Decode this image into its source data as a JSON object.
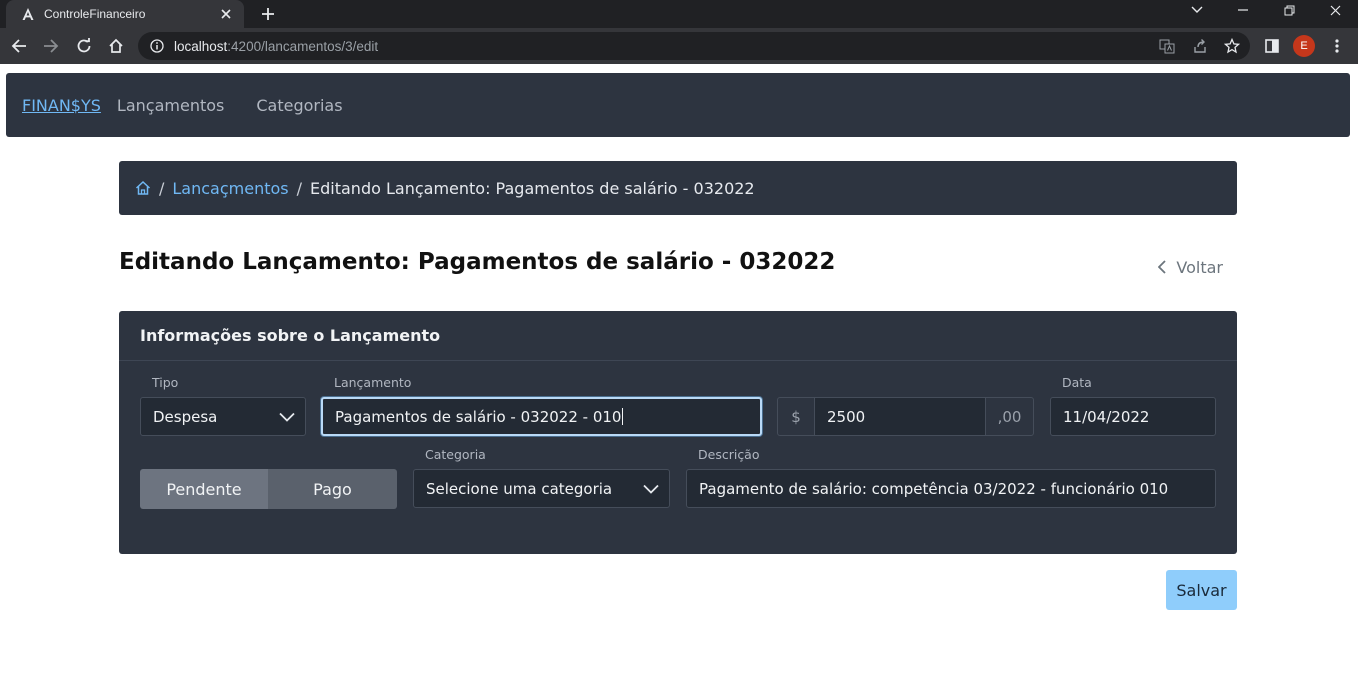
{
  "browser": {
    "tab_title": "ControleFinanceiro",
    "url_host": "localhost",
    "url_path": ":4200/lancamentos/3/edit",
    "profile_initial": "E"
  },
  "navbar": {
    "brand": "FINAN$YS",
    "links": [
      "Lançamentos",
      "Categorias"
    ]
  },
  "breadcrumb": {
    "home_icon": "home-icon",
    "link": "Lancaçmentos",
    "active": "Editando Lançamento: Pagamentos de salário - 032022"
  },
  "page": {
    "title": "Editando Lançamento: Pagamentos de salário - 032022",
    "back_label": "Voltar"
  },
  "form": {
    "card_title": "Informações sobre o Lançamento",
    "tipo": {
      "label": "Tipo",
      "value": "Despesa"
    },
    "lancamento": {
      "label": "Lançamento",
      "value": "Pagamentos de salário - 032022 - 010"
    },
    "valor": {
      "prefix": "$",
      "value": "2500",
      "suffix": ",00"
    },
    "data": {
      "label": "Data",
      "value": "11/04/2022"
    },
    "status": {
      "pendente": "Pendente",
      "pago": "Pago",
      "selected": "Pendente"
    },
    "categoria": {
      "label": "Categoria",
      "value": "Selecione uma categoria"
    },
    "descricao": {
      "label": "Descrição",
      "value": "Pagamento de salário: competência 03/2022 - funcionário 010"
    },
    "save_label": "Salvar"
  },
  "colors": {
    "panel": "#2d3440",
    "link": "#70b8f4",
    "save_button": "#8fcdfb"
  }
}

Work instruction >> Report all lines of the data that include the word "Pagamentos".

Answer for the task >>
    "active": "Editando Lançamento: Pagamentos de salário - 032022"
    "title": "Editando Lançamento: Pagamentos de salário - 032022",
      "value": "Pagamentos de salário - 032022 - 010"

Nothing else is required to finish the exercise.